Summary: Purpose: Retrospective studies suggest that adult patients with intractable epilepsy may have a history of febrile seizures in childhood. Risk factors for a febrile seizure may include the rate of increase in the core temperature (T-core), its peak (Tmax), the duration of the temperature increase, or an underlying brain pathology. Recently, neuronal migration disorders (NMD) have been diagnosed with increasing frequency in patients with epilepsy, but the link between NMD, febrile seizures, and epilepsy is unclear. We studied rat pups rendered hyperthermic to ascertain the incidence of seizures, mortality, and extent of hippocampal cell loss in each group.
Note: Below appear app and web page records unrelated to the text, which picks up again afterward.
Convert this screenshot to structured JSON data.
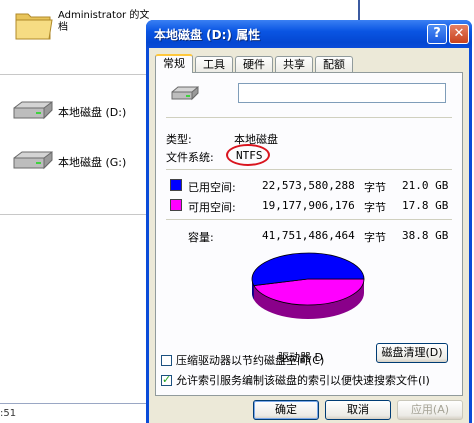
{
  "background": {
    "folder_label": "Administrator 的文档",
    "drives": [
      {
        "label": "本地磁盘 (D:)"
      },
      {
        "label": "本地磁盘 (G:)"
      }
    ],
    "time_fragment": ":51"
  },
  "dialog": {
    "title": "本地磁盘 (D:) 属性",
    "help_button": "?",
    "close_button": "✕",
    "tabs": [
      {
        "label": "常规",
        "active": true
      },
      {
        "label": "工具",
        "active": false
      },
      {
        "label": "硬件",
        "active": false
      },
      {
        "label": "共享",
        "active": false
      },
      {
        "label": "配额",
        "active": false
      }
    ],
    "volume_label_value": "",
    "type_label": "类型:",
    "type_value": "本地磁盘",
    "fs_label": "文件系统:",
    "fs_value": "NTFS",
    "used": {
      "label": "已用空间:",
      "bytes": "22,573,580,288",
      "unit": "字节",
      "size": "21.0 GB",
      "color": "#0000ff"
    },
    "free": {
      "label": "可用空间:",
      "bytes": "19,177,906,176",
      "unit": "字节",
      "size": "17.8 GB",
      "color": "#ff00ff"
    },
    "capacity": {
      "label": "容量:",
      "bytes": "41,751,486,464",
      "unit": "字节",
      "size": "38.8 GB"
    },
    "drive_caption": "驱动器 D",
    "used_fraction": 0.5407,
    "cleanup_button": "磁盘清理(D)",
    "compress_option": {
      "label": "压缩驱动器以节约磁盘空间(C)",
      "checked": false
    },
    "index_option": {
      "label": "允许索引服务编制该磁盘的索引以便快速搜索文件(I)",
      "checked": true
    },
    "buttons": {
      "ok": "确定",
      "cancel": "取消",
      "apply": "应用(A)"
    }
  }
}
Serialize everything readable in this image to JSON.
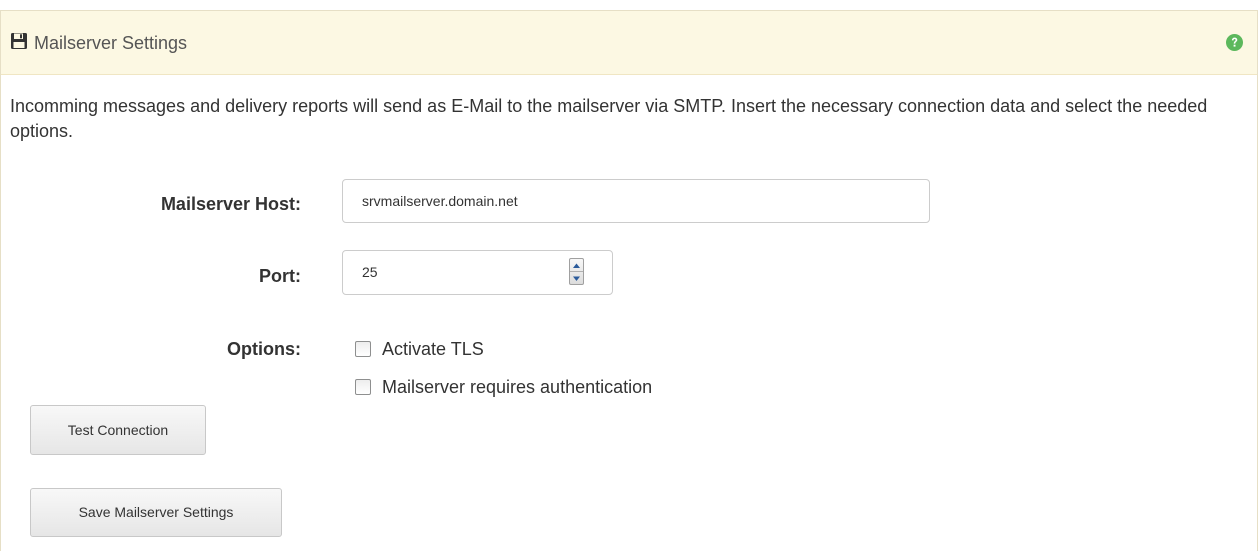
{
  "panel": {
    "title": "Mailserver Settings",
    "title_icon": "floppy-disk-icon",
    "help_icon": "question-circle-icon",
    "description": "Incomming messages and delivery reports will send as E-Mail to the mailserver via SMTP. Insert the necessary connection data and select the needed options."
  },
  "form": {
    "host_label": "Mailserver Host:",
    "host_value": "srvmailserver.domain.net",
    "port_label": "Port:",
    "port_value": "25",
    "options_label": "Options:",
    "options": [
      {
        "label": "Activate TLS",
        "checked": false
      },
      {
        "label": "Mailserver requires authentication",
        "checked": false
      }
    ]
  },
  "buttons": {
    "test_label": "Test Connection",
    "save_label": "Save Mailserver Settings"
  },
  "colors": {
    "heading_bg": "#fcf8e3",
    "help_icon": "#5cb85c",
    "title_icon": "#333333"
  }
}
Methods: We exposed 14-day-old rat pups with experimentally induced NMD (n = 39) and age-matched controls (n = 30) to hyperthermia (core body temperature >42°C).
Results: The incidence of hyperthermia-induced behavioral seizures and mortality rate were significantly higher in rats with NMD than in controls (p < 0·05). The longer duration of hyperthermia resulted in a higher incidence of behavioral seizures and higher mortality rate (p < 0·05). In rats with NMD, hyperthermia resulted in hippocampal pyramidal cell loss independent of seizure activity; the extent of neuronal damage correlated positively with the duration of hyperthermia. In control rats, occasional neuronal loss and astrocytosis occurred only after prolonged hyperthermia.
Conclusions: In immature rats, NMD lower the threshold to hyperthermia-induced behavioral seizures and hyperthermia in the presence of NMD may cause irreversible hippocampal neuronal damage.